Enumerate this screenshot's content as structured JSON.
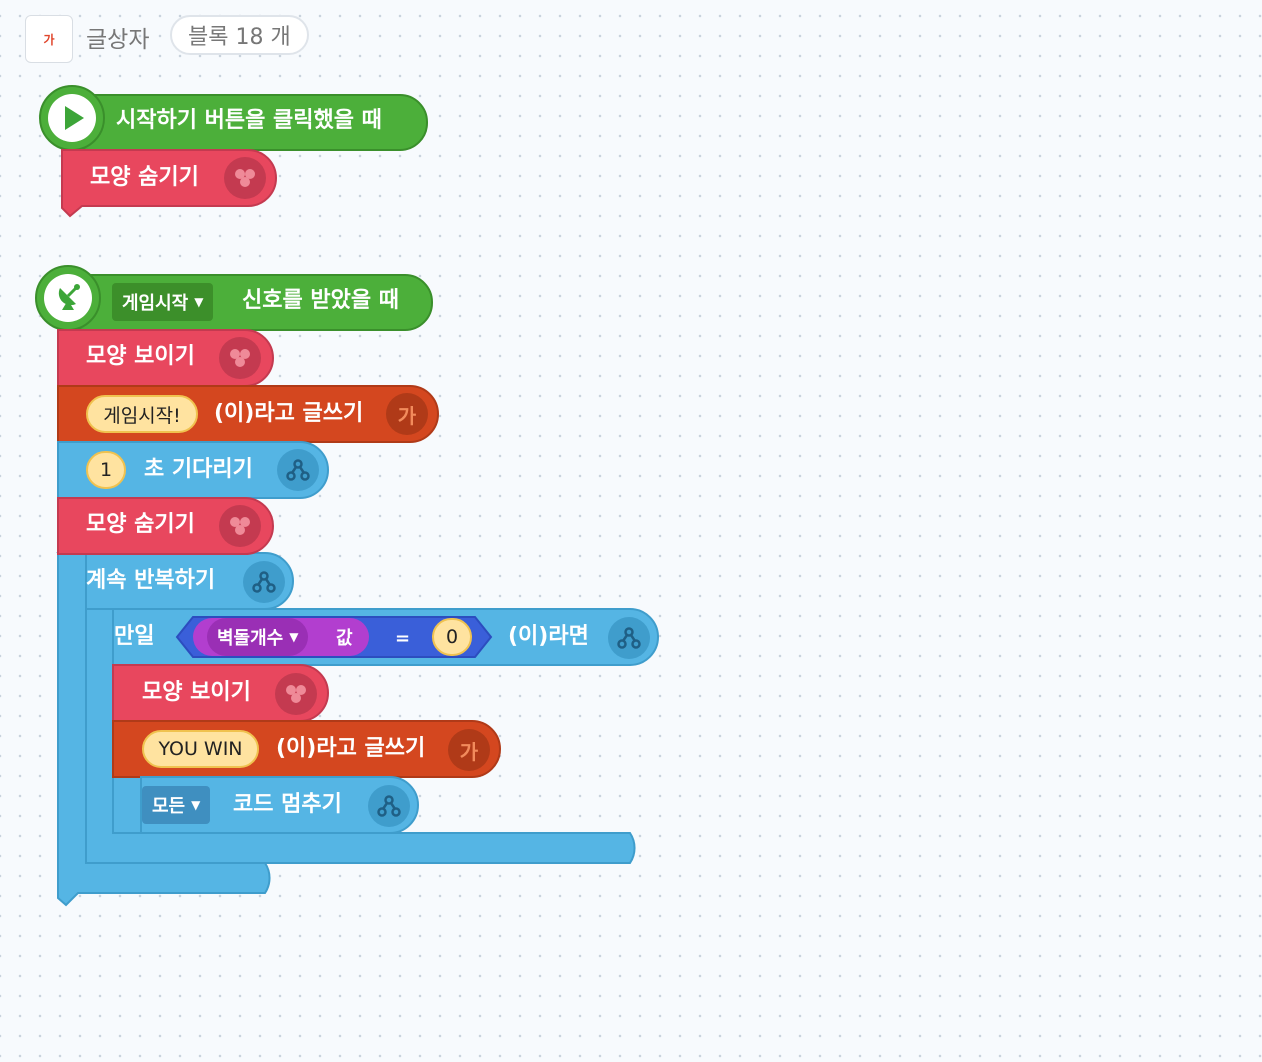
{
  "header": {
    "icon_text": "가",
    "title": "글상자",
    "block_count": "블록 18 개"
  },
  "script1": {
    "event_label": "시작하기 버튼을 클릭했을 때",
    "hide_label": "모양 숨기기"
  },
  "script2": {
    "signal_dropdown": "게임시작",
    "signal_label": "신호를 받았을 때",
    "show_label": "모양 보이기",
    "write_text_value": "게임시작!",
    "write_label": "(이)라고 글쓰기",
    "write_icon": "가",
    "wait_value": "1",
    "wait_label": "초 기다리기",
    "hide_label": "모양 숨기기",
    "repeat_label": "계속 반복하기",
    "if_label": "만일",
    "variable_dropdown": "벽돌개수",
    "variable_value_label": "값",
    "operator": "=",
    "compare_value": "0",
    "then_label": "(이)라면",
    "inner_show_label": "모양 보이기",
    "inner_write_value": "YOU WIN",
    "inner_write_label": "(이)라고 글쓰기",
    "inner_write_icon": "가",
    "stop_dropdown": "모든",
    "stop_label": "코드 멈추기"
  },
  "colors": {
    "event_green": "#4caf3a",
    "looks_red": "#e8475e",
    "text_orange": "#d4471f",
    "flow_blue": "#55b5e4",
    "variable_purple": "#b23ecf",
    "operator_blue": "#3a5fd9",
    "value_yellow": "#ffe3a0"
  }
}
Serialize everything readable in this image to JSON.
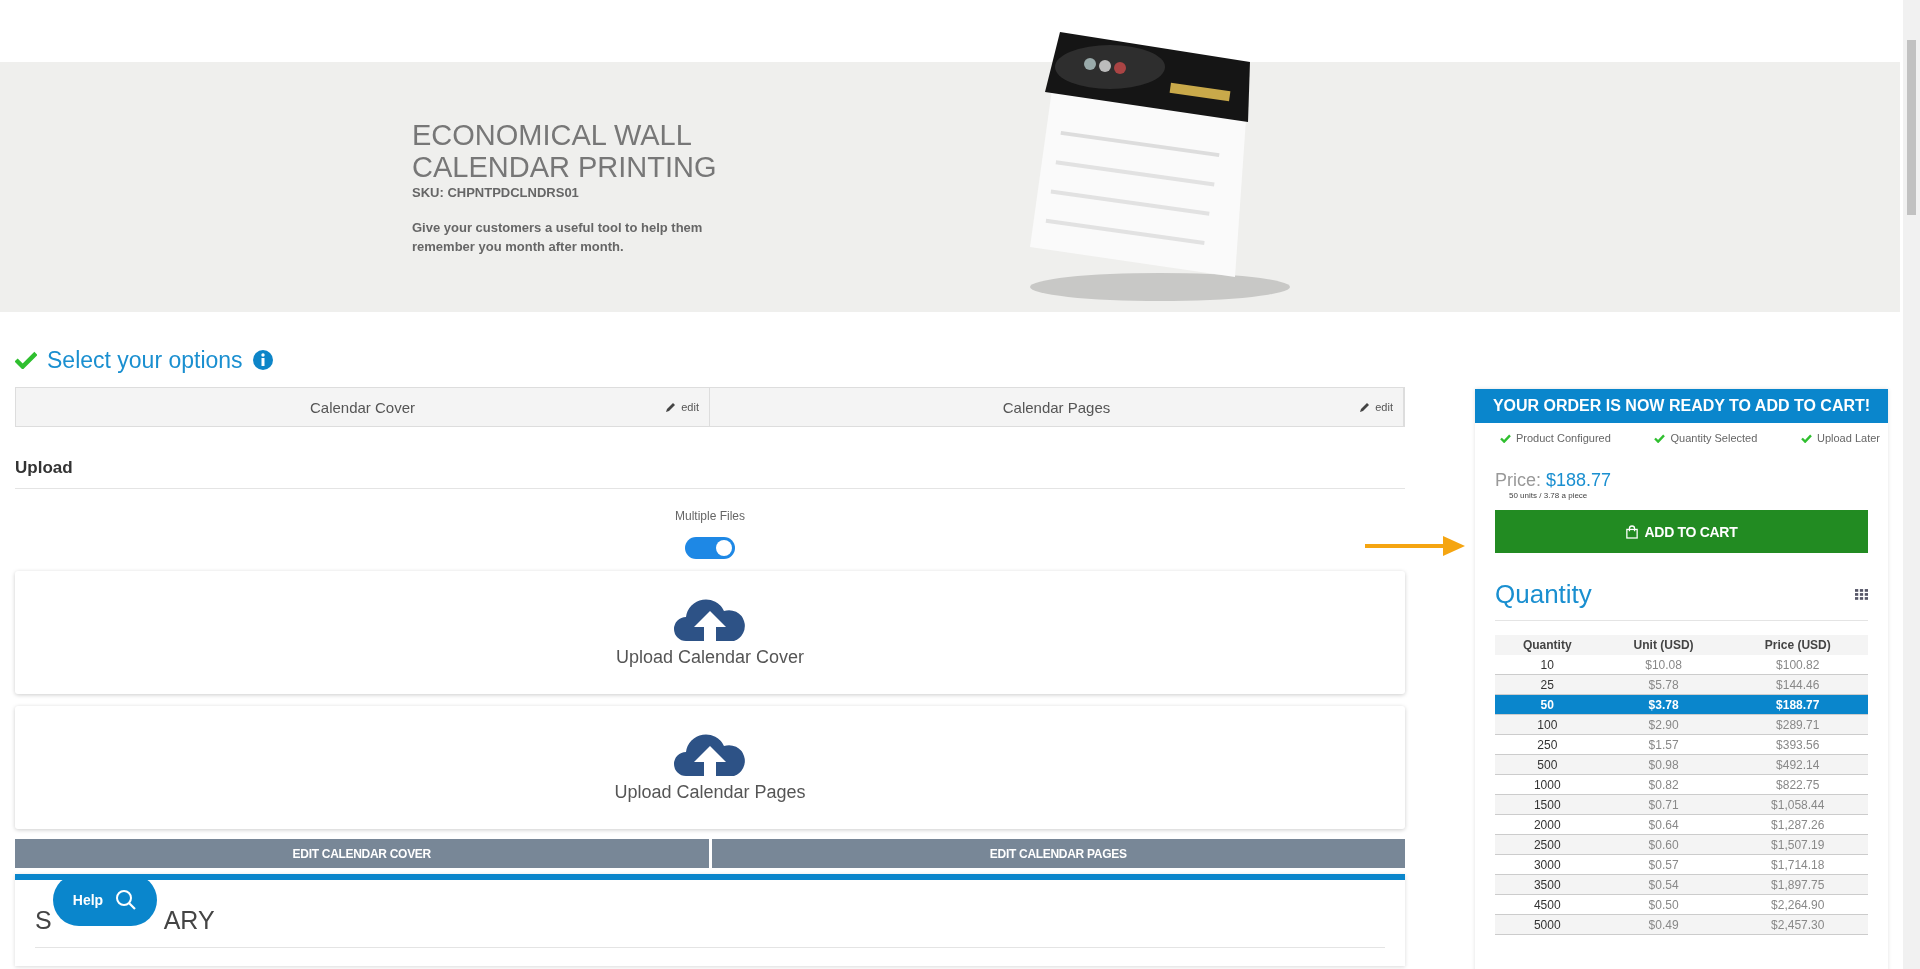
{
  "hero": {
    "title_lines": [
      "ECONOMICAL WALL",
      "CALENDAR PRINTING"
    ],
    "sku": "SKU: CHPNTPDCLNDRS01",
    "description": "Give your customers a useful tool to help them remember you month after month.",
    "image": {
      "kind": "picture"
    }
  },
  "options": {
    "heading": "Select your options",
    "tabs": [
      {
        "label": "Calendar Cover",
        "edit": "edit"
      },
      {
        "label": "Calendar Pages",
        "edit": "edit"
      }
    ]
  },
  "upload": {
    "heading": "Upload",
    "toggle": {
      "label": "Multiple Files",
      "on": true
    },
    "dropzones": [
      "Upload Calendar Cover",
      "Upload Calendar Pages"
    ],
    "edit_buttons": [
      "EDIT CALENDAR COVER",
      "EDIT CALENDAR PAGES"
    ]
  },
  "summary": {
    "heading_parts": [
      "S",
      "ARY"
    ]
  },
  "help_button": {
    "label": "Help"
  },
  "order": {
    "banner": "YOUR ORDER IS NOW READY TO ADD TO CART!",
    "checks": [
      "Product Configured",
      "Quantity Selected",
      "Upload Later"
    ],
    "price_label": "Price:",
    "price": "$188.77",
    "price_note": "50 units / 3.78 a piece",
    "add_to_cart": "ADD TO CART",
    "quantity_heading": "Quantity",
    "table": {
      "columns": [
        "Quantity",
        "Unit (USD)",
        "Price (USD)"
      ],
      "rows": [
        {
          "cells": [
            "10",
            "$10.08",
            "$100.82"
          ],
          "selected": false
        },
        {
          "cells": [
            "25",
            "$5.78",
            "$144.46"
          ],
          "selected": false
        },
        {
          "cells": [
            "50",
            "$3.78",
            "$188.77"
          ],
          "selected": true
        },
        {
          "cells": [
            "100",
            "$2.90",
            "$289.71"
          ],
          "selected": false
        },
        {
          "cells": [
            "250",
            "$1.57",
            "$393.56"
          ],
          "selected": false
        },
        {
          "cells": [
            "500",
            "$0.98",
            "$492.14"
          ],
          "selected": false
        },
        {
          "cells": [
            "1000",
            "$0.82",
            "$822.75"
          ],
          "selected": false
        },
        {
          "cells": [
            "1500",
            "$0.71",
            "$1,058.44"
          ],
          "selected": false
        },
        {
          "cells": [
            "2000",
            "$0.64",
            "$1,287.26"
          ],
          "selected": false
        },
        {
          "cells": [
            "2500",
            "$0.60",
            "$1,507.19"
          ],
          "selected": false
        },
        {
          "cells": [
            "3000",
            "$0.57",
            "$1,714.18"
          ],
          "selected": false
        },
        {
          "cells": [
            "3500",
            "$0.54",
            "$1,897.75"
          ],
          "selected": false
        },
        {
          "cells": [
            "4500",
            "$0.50",
            "$2,264.90"
          ],
          "selected": false
        },
        {
          "cells": [
            "5000",
            "$0.49",
            "$2,457.30"
          ],
          "selected": false
        }
      ]
    }
  }
}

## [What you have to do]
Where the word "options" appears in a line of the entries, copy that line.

## [Expected answer]
  "options": {
    "heading": "Select your options",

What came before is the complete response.